So last week my sweet Avonlea left me a note on my pillow asking if she could play the computer in the morning. Unfortunately Grant found the note before I did and taking a piece of my stationary he answered it. A very confused little woman sought me out the next day. "Mommy this note is signed by you but it's not your handwriting! Did you write this?"
The note read, "No you can't play computer because you are nauthy. I have work to do. play with Grant. Mommy"
Grieved that the spelling issues didn't tip her off, I replied, "No, I didn't write that Avonlea and you did just right by coming to me and asking."
She tripped off to play the computer with my blessing.

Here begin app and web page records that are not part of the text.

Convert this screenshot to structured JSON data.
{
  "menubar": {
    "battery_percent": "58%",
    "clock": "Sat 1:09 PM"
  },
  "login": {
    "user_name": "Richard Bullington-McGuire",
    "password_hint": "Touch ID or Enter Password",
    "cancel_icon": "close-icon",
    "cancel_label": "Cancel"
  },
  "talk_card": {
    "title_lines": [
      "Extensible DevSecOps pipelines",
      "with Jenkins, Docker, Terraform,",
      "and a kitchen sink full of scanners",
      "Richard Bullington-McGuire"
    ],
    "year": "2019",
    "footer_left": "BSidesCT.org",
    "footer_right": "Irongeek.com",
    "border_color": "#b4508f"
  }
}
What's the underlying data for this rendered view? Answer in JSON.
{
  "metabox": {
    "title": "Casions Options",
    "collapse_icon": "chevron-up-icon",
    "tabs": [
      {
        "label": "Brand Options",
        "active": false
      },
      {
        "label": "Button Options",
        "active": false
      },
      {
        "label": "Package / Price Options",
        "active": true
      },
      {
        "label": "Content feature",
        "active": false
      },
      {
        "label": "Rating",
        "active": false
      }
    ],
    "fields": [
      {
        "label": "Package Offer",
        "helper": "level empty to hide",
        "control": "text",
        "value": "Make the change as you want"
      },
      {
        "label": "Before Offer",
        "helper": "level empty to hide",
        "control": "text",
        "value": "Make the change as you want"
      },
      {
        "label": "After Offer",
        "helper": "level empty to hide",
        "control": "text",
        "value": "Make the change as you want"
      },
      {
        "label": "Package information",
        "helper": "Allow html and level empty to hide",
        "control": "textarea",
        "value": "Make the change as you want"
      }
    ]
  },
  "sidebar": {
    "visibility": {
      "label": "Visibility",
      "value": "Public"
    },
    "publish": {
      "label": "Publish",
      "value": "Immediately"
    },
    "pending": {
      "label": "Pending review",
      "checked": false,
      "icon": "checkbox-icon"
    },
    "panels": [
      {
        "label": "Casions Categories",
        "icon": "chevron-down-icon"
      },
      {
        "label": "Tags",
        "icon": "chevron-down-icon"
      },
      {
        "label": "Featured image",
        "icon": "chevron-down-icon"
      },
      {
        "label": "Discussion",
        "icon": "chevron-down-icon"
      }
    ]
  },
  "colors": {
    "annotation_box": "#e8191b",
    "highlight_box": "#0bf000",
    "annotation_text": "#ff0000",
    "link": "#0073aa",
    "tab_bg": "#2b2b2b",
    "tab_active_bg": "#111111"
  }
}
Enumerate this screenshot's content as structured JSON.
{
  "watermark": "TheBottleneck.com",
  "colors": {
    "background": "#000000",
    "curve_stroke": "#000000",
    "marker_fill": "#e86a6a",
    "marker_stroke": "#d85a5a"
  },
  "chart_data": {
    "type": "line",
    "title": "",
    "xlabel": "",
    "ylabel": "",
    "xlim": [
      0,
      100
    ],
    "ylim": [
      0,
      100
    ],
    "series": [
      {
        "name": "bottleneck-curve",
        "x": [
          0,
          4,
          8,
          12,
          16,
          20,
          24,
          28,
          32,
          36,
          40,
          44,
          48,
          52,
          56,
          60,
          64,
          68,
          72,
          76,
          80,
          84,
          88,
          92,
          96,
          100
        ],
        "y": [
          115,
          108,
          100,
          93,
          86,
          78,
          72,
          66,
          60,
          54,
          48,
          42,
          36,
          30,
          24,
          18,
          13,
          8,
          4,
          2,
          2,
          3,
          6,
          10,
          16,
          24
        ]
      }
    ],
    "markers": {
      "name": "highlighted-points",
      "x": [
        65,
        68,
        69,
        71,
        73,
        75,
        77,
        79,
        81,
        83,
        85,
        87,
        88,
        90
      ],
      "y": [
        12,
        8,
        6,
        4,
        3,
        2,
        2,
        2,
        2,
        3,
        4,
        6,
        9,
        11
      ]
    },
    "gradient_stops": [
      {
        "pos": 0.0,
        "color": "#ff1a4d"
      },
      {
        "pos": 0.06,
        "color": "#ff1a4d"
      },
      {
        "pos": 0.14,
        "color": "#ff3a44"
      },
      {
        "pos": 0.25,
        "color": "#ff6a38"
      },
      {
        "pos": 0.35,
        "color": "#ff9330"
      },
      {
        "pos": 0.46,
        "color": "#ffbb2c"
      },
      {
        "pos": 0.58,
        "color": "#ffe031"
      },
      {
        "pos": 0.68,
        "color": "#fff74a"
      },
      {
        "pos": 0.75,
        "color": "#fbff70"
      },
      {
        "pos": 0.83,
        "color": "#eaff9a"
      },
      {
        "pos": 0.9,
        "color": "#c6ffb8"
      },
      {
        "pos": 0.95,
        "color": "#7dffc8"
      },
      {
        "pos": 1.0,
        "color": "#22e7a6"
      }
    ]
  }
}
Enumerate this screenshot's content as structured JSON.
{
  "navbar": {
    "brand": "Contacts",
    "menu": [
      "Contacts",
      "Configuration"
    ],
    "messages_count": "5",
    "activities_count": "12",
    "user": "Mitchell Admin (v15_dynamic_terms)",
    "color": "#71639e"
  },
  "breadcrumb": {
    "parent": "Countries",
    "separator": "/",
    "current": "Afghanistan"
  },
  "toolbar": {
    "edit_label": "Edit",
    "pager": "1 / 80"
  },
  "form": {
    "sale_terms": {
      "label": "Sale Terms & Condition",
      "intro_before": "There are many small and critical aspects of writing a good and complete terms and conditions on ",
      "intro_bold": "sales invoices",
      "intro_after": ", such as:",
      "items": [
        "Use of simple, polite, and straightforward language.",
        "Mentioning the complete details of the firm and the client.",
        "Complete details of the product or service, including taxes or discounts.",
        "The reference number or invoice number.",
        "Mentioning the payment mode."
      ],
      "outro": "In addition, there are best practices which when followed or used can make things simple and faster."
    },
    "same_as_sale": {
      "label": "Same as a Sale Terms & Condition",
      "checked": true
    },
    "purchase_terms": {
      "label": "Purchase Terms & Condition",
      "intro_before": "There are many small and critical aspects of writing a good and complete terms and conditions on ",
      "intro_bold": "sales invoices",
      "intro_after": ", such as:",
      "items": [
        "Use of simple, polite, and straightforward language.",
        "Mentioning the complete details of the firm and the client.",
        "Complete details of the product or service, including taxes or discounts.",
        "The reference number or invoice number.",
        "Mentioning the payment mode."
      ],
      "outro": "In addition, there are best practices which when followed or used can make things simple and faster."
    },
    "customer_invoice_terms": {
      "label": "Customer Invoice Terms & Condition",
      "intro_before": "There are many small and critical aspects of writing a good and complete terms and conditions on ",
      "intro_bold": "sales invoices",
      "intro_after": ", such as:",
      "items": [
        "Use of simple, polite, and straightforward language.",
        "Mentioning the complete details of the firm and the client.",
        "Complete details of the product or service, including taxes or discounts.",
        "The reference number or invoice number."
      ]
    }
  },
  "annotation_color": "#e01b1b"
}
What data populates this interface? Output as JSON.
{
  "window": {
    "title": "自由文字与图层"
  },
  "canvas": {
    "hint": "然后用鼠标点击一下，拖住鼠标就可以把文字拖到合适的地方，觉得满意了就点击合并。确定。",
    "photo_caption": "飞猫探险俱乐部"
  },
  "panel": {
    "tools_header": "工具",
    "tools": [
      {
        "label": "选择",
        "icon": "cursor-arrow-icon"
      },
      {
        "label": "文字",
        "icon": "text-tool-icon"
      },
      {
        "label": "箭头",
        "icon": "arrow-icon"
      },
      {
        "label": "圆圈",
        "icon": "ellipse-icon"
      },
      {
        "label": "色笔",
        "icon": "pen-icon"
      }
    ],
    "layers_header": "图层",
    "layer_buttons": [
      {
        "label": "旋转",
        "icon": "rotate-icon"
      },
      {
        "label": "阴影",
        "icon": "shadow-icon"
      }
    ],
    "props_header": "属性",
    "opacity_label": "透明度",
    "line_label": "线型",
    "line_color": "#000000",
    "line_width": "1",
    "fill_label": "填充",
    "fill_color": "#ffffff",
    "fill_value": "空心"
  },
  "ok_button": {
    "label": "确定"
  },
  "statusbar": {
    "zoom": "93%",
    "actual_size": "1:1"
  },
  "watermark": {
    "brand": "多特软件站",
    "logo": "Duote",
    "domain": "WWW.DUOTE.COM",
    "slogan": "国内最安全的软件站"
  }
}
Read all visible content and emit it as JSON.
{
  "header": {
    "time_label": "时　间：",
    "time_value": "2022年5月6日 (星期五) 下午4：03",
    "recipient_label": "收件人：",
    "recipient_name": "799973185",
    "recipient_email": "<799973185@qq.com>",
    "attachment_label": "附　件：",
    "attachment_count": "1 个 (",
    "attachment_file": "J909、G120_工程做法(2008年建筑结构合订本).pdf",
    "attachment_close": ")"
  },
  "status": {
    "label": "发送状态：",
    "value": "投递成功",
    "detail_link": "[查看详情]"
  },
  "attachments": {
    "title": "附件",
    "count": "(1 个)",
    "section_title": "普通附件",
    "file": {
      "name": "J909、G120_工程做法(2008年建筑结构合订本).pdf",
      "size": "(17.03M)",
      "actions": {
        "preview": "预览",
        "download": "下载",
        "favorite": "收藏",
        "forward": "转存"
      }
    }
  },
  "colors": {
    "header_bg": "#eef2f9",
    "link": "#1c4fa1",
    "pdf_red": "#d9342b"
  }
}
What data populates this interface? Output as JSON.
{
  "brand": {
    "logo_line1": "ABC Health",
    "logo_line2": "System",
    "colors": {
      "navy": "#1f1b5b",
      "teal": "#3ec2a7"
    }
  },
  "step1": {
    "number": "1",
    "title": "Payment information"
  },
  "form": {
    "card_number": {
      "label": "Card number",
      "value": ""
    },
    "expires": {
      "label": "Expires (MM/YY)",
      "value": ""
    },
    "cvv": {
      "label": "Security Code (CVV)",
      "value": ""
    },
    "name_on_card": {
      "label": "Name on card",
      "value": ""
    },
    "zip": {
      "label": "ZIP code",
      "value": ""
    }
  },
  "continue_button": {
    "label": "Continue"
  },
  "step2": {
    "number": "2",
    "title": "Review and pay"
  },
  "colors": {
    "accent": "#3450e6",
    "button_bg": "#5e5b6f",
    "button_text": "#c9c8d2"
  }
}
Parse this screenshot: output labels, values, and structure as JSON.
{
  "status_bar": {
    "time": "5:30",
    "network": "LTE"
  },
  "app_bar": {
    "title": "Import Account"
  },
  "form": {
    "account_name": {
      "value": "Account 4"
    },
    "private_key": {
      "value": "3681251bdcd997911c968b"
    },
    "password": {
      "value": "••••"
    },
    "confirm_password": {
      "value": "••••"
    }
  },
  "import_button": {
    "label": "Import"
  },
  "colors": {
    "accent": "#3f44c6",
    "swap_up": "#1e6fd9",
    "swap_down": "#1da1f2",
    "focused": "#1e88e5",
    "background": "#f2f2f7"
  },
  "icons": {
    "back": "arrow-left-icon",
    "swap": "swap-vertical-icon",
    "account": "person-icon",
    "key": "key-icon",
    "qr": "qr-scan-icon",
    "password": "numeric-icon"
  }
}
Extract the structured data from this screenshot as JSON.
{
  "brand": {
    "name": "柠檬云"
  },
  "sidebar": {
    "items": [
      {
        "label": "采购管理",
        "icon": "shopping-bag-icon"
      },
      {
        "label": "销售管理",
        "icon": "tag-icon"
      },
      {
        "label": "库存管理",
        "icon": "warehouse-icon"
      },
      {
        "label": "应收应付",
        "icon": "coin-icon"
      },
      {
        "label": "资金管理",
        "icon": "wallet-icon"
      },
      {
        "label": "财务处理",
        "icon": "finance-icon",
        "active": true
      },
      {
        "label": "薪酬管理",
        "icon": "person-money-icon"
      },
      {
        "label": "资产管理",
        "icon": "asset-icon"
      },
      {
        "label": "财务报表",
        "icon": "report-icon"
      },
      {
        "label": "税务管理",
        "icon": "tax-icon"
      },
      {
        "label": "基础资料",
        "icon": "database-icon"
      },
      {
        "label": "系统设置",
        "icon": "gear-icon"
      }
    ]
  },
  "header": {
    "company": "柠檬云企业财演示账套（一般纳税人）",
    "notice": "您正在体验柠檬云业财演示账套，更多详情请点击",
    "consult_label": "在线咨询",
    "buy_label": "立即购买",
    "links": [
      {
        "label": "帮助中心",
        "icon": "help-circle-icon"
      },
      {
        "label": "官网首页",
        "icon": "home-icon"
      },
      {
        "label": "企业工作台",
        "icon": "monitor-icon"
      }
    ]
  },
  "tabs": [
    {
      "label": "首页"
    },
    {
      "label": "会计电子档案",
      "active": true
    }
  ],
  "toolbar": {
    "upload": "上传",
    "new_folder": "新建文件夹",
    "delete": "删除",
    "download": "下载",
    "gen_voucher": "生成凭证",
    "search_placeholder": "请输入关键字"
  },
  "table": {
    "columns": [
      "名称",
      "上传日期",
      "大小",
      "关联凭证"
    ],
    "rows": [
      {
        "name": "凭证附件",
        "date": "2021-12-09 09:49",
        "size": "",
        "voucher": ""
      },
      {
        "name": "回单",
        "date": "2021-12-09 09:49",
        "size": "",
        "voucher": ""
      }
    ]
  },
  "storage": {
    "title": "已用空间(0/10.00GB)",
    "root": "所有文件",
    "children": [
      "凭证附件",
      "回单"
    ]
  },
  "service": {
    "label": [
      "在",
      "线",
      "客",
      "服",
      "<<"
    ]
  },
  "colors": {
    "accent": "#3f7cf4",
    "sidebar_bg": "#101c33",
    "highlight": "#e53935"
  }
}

My house is very quiet these days. That's because I'm not talking. I'm narrating a Good Friday service and I'm singing in three Easter services. So, I need to take care of the goods, grease down the engine, or whatever. Every year this happens. The week before my voice is needed it decides to go on vacation somewhere. It's rather incredible. I'm chugging lemon tea and honey and gargling salt water but the best advice I've gotten was "do not talk." It sounds so easy - zip your lips and throw away the key! But the words that would be stifle and choke and long for expression. And I have to wonder, why would God give me a voice to use for Him and then take it away when I try to do so. As this thought was making it's circuit in my mind the above story of the note keep coming up to jog alongside it. I thought about my advice to Avonlea, if in doubt over the validity of something ask the assumed giver. So I did and He replied in James 1.
"Don't be deceived, my dear brothers. Every good and perfect gift is from above, coming down from the Father of the heavenly lights, who does not change like shifting shadows...everyone should be quick to listen, slow to speak and slow to become angry.....if anyone considers himself religious and yet does not keep a tight rein on his tongue, he deceives himself and his religion is worthless."
The light blinked on. This enforced silence is a gift. A time to be obedient to God in private before I am obedient in public. A time to chastise this unruly tongue of mine. An opportunity to examine the thoughts internally that normally would have been spoken in haste. Last year my voice came back right before I needed it and the enforced silence filled me with suppressed expression that found it's way out in the services. I pray that the same thing will happen this year and that this week of quiet will not be in vain.